▶ [What you need to do]: Go line by line through the entries and show those that hold the string "Internet".

─── Exercise materials

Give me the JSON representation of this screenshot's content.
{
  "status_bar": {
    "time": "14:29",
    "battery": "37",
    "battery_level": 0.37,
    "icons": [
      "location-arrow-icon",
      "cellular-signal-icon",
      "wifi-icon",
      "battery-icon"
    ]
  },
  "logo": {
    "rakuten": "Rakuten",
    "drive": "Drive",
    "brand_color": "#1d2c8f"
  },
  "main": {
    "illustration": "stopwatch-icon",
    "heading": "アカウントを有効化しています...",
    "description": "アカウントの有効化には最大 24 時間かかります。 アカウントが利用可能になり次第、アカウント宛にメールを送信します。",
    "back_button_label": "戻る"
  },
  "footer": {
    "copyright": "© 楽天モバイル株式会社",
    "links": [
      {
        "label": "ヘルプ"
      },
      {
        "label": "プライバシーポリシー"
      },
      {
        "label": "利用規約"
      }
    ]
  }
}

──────
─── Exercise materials

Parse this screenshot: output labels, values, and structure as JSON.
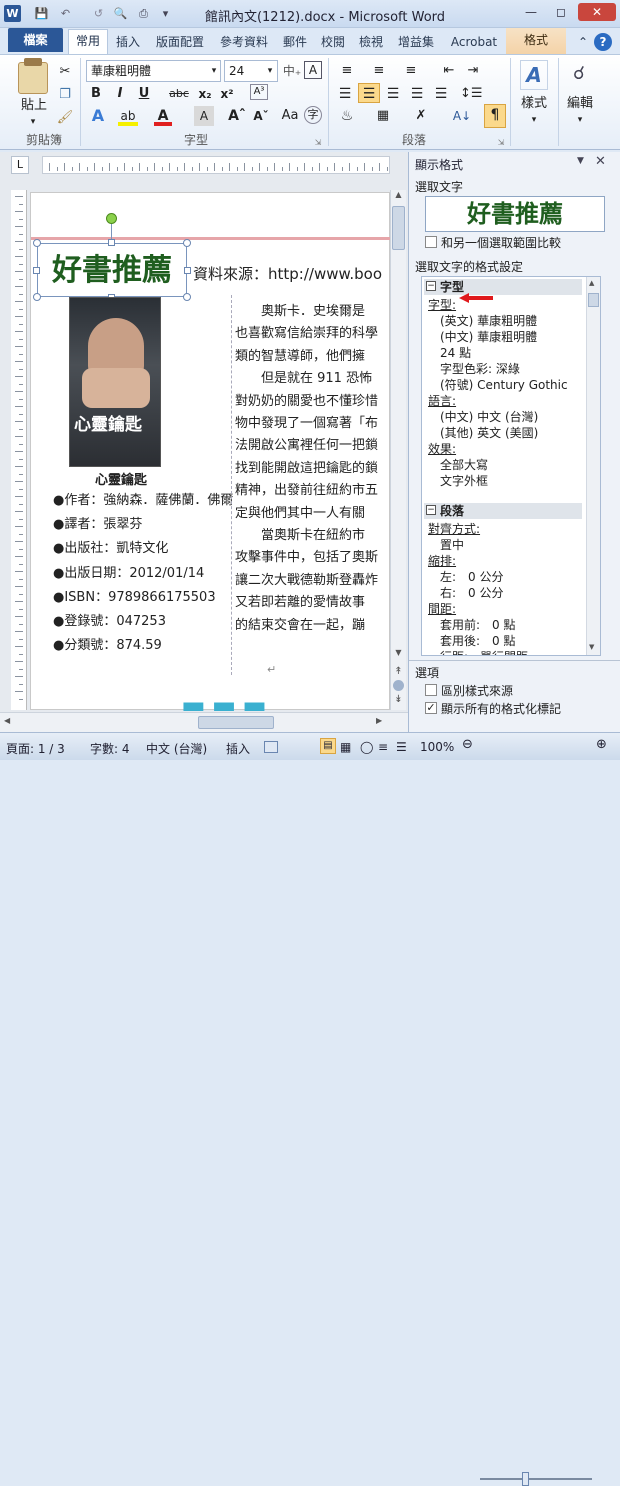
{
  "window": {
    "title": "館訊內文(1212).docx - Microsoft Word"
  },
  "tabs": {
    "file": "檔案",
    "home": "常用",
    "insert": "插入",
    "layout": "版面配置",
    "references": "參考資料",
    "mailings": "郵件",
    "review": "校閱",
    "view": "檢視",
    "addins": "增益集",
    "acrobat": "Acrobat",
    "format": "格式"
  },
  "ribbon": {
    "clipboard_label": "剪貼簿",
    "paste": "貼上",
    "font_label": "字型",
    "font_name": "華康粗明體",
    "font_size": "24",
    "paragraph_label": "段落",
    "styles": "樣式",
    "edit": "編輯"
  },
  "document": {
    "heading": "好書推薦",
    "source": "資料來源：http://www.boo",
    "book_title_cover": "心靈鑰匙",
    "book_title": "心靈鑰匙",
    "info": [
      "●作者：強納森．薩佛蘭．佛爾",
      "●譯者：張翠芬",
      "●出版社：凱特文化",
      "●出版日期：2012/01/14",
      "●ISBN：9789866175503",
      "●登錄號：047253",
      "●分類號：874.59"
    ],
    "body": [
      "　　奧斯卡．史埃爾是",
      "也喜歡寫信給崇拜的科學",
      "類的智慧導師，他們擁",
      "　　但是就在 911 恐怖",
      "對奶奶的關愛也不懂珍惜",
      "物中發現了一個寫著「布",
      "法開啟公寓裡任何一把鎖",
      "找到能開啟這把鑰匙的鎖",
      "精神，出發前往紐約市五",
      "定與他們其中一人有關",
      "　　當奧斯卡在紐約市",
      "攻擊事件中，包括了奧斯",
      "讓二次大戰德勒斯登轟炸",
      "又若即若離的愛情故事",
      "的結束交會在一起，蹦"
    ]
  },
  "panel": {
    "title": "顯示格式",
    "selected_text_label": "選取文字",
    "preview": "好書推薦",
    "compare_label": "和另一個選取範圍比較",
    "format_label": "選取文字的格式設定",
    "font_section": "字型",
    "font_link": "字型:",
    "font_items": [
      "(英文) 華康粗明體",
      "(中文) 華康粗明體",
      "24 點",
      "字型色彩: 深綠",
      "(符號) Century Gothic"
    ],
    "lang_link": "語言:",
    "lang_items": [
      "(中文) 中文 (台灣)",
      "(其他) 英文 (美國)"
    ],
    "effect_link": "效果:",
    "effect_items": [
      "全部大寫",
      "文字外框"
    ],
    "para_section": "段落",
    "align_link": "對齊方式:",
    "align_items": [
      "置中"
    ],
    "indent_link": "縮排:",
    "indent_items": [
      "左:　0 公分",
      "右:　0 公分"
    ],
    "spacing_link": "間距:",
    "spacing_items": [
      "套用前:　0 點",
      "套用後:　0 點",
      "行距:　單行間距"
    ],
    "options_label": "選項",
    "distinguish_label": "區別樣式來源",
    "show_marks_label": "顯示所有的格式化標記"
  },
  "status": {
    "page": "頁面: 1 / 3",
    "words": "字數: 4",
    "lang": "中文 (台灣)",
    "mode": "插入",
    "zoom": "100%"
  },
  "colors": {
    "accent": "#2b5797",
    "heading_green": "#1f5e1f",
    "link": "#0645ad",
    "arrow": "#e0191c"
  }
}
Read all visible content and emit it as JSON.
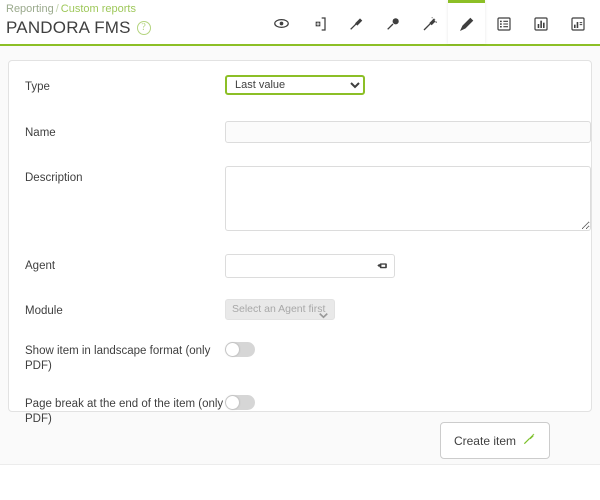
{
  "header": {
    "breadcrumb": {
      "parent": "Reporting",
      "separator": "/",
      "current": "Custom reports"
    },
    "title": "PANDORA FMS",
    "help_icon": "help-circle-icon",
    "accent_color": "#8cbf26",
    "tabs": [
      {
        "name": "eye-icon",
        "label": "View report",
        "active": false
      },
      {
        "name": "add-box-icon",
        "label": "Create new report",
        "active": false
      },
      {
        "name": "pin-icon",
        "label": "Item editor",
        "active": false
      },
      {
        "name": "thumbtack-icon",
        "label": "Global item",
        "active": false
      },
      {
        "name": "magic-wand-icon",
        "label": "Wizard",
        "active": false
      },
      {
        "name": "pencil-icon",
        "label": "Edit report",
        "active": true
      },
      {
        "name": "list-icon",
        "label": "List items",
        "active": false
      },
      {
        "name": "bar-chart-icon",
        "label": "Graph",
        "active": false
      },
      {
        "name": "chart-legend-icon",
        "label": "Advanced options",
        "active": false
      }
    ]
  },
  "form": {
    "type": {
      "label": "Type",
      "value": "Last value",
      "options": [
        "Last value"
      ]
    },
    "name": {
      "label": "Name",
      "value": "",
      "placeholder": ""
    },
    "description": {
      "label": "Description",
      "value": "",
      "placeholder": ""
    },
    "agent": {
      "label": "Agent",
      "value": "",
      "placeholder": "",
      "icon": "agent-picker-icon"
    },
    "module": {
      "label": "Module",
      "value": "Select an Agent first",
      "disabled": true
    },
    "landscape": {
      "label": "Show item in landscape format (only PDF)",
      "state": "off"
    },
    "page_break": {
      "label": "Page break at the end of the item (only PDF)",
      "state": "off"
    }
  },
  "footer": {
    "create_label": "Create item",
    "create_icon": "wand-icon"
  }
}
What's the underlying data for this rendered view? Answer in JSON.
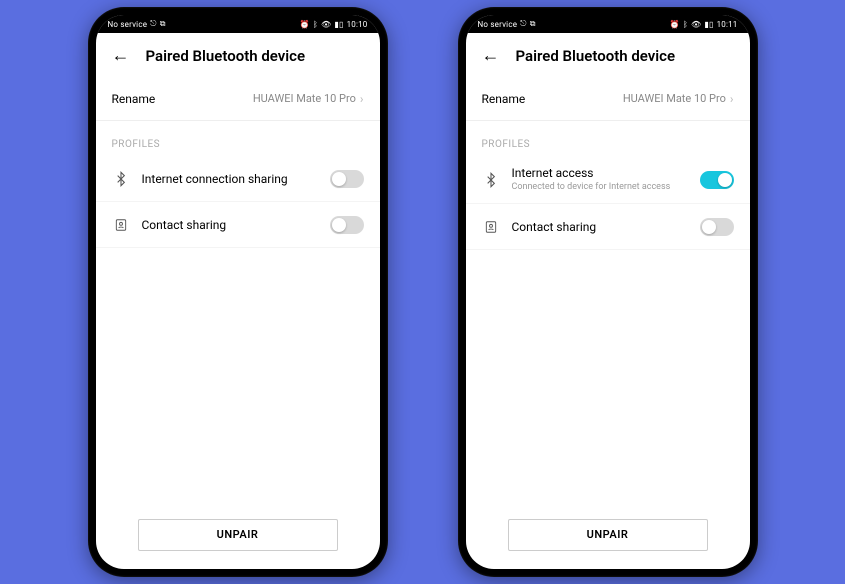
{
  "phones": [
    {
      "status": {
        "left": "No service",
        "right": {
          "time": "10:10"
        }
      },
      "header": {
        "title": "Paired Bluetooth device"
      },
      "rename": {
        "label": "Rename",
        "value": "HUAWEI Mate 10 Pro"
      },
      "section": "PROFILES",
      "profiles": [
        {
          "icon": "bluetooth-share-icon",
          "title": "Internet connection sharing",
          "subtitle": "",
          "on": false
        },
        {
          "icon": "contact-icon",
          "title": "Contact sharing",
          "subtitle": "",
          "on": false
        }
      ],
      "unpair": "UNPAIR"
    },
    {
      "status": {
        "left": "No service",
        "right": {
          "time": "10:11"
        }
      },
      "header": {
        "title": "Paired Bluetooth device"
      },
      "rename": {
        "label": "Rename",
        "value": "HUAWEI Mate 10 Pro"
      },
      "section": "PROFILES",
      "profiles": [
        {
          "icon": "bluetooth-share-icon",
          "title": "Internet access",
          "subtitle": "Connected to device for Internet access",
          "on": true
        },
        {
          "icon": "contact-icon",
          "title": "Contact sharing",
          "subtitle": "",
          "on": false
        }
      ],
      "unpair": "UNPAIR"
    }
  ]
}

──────

▶ [Solved exercise]:
          "title": "Internet connection sharing",
          "title": "Internet access",
          "subtitle": "Connected to device for Internet access",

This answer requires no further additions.